Chris Kennedy, MCH, Landscape Designer and Owner of Kennedy’s Country Gardens in Scituate and President of the Massachusetts Nursery and Landscape Association, offers excellent advice. He says, “Keep in mind, all plants in containers need to be watered and fertilized more frequently than plants in the ground. If you are planting in pots, remember the bigger the pot, the more soil and the longer it takes for the plants to dry out. In other words, they are much more forgiving. Also Cordylines, Sedums and other succulents survive longer without water.”
“Your eyes go to lighter colors so make sure you put your lighter colors in areas where you want your guest’s eyes to go. Either hide the eye sores in your yard with plant material or use darker colors in those areas,” Kennedy explains.
Another easy way to make a division of space is by a change in material. Easily create zones by installing gravel or a mulch area below or building a pergola above. If you’d like a more permanent solution, consider adding in a beautiful hardscape patio or pathway. Bluestone has a unique color contrast and can be made to look more formal depending on its geometric and linear pattern. Natural fieldstone is an informal choice; its rougher texture and irregular shape also add to its unpredictable natural feel.
To create a more intricate design that will become a feature of the garden, not just a utilitarian surface, mix different types of stone. Planting tiny ground covers between your stones (Creeping Thyme is a great suggestion) will offer a romantic feel and is a wonderful alternative to weeds creeping in.
Chris Kennedy also suggests being very careful choosing plant material saying, “It is important to consider the conditions before you choose the plants. They are an investment that you want to last for years to come. Know how many hours of direct sun you have. Also get advice from a plant expert such as a Massachusetts Certified Horticulturist for advice on how much each plant will grow during the time you plan on living in the house. The slower growing the plant, the longer you will have it without having to re-do the project. Making a plan on paper is the way to go. You can get this by hiring a designer or going to a reputable garden center with photographs and measurements.”

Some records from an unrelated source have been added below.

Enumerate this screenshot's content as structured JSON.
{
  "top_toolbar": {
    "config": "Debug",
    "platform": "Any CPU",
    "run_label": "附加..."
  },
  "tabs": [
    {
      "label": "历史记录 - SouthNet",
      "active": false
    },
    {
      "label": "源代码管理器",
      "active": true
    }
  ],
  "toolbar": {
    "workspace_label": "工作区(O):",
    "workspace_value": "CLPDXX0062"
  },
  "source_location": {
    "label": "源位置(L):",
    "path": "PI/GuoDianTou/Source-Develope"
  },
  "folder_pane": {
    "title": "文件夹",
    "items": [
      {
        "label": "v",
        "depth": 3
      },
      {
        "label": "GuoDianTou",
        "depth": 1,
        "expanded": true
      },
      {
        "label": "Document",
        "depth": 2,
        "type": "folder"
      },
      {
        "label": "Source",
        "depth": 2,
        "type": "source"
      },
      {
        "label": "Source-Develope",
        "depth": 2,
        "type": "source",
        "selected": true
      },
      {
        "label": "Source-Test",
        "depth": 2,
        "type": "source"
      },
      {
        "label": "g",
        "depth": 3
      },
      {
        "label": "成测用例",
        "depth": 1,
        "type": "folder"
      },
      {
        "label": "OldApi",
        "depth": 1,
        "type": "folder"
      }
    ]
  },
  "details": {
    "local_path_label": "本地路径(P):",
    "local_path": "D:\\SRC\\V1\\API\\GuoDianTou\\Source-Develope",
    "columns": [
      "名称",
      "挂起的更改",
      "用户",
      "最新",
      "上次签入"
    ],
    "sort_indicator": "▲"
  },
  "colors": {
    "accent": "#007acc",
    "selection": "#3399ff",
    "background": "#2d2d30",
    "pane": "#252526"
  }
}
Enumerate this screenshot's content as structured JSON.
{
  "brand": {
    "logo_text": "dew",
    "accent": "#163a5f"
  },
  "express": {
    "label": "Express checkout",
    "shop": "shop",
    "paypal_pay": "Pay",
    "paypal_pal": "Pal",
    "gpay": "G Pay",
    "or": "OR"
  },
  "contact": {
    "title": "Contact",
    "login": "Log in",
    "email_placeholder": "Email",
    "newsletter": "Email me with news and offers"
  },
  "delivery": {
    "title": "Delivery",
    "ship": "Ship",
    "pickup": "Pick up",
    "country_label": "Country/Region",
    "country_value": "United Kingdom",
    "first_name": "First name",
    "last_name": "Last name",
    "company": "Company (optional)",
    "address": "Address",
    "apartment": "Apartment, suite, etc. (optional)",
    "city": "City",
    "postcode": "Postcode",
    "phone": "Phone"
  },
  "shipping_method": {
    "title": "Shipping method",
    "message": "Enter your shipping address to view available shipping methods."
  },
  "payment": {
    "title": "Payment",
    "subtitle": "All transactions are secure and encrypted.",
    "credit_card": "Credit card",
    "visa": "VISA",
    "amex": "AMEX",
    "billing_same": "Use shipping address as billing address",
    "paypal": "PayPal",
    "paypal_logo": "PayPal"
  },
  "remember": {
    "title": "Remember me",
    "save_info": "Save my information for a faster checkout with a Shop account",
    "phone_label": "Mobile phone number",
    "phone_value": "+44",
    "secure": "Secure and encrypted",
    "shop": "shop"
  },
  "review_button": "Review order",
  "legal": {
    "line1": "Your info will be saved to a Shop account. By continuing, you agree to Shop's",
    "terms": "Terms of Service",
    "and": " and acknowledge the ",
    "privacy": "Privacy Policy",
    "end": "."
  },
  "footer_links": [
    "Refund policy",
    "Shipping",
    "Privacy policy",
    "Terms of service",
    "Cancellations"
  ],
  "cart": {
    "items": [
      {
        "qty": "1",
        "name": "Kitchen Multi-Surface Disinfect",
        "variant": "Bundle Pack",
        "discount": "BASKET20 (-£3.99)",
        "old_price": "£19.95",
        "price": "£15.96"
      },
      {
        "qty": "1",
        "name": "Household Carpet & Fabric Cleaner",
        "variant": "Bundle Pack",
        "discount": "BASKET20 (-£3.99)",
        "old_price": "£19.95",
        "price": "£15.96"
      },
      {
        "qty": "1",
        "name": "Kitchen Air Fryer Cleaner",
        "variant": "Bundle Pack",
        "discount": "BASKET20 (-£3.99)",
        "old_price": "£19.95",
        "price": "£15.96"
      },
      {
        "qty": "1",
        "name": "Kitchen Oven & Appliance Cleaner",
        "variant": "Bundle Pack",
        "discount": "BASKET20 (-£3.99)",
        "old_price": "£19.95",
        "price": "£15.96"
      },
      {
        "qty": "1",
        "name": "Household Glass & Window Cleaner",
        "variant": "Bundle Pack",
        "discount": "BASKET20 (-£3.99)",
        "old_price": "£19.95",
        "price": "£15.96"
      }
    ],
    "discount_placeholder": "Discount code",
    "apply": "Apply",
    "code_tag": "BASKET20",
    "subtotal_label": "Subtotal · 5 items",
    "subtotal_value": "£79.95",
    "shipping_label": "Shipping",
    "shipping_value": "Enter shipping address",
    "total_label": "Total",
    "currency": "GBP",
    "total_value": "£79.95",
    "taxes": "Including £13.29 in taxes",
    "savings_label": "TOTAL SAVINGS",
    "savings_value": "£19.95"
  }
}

After you’ve defined and highlighted your backyard purpose, adding lighting to your garden design is like putting on a piece of jewelry after you’ve dressed – it’s not a must have– but it is gorgeous. Lighting not only adds another layer of sophistication to your space, it serves as a safety precaution as well. Installing an outdoor friendly fixture directly over your dining area is a first choice. But if an electrical outlet is not an option, light the path to your destination by pushing shepherd hooks into your soil and attaching lanterns.
If you’d rather plug in your lighting, opt for stringing paper lanterns. Nowhere to hang them? Fill several ceramic planters with annuals or sand and hang a string of lights off bamboo dowels or hooks placed into their center creating a room of light. Shrubs or sculptures should be up-lit to highlight their branches, as well.
Lastly, when you’re creating your fresh air haven remember that the same rules apply to out-of-doors as in your living room. Your furniture layout should entice conversation (most often a U shape is best) and/or invite a solo reader with a place to set down a drink. I always suggest that my clients invest in a good indoor/outdoor rug (I prefer ones that can be easily hosed down). These rugs come in a variety of colors, tying together your seating area and your ambiance statement (yes, you should have one!). Remember, a well-designed and organized space will create balance, harmony and beauty every time.
So, like I said, the sun is shining. I hope you are reading this outdoors in your backyard haven. If you’re not, you know what it’s your duty to do…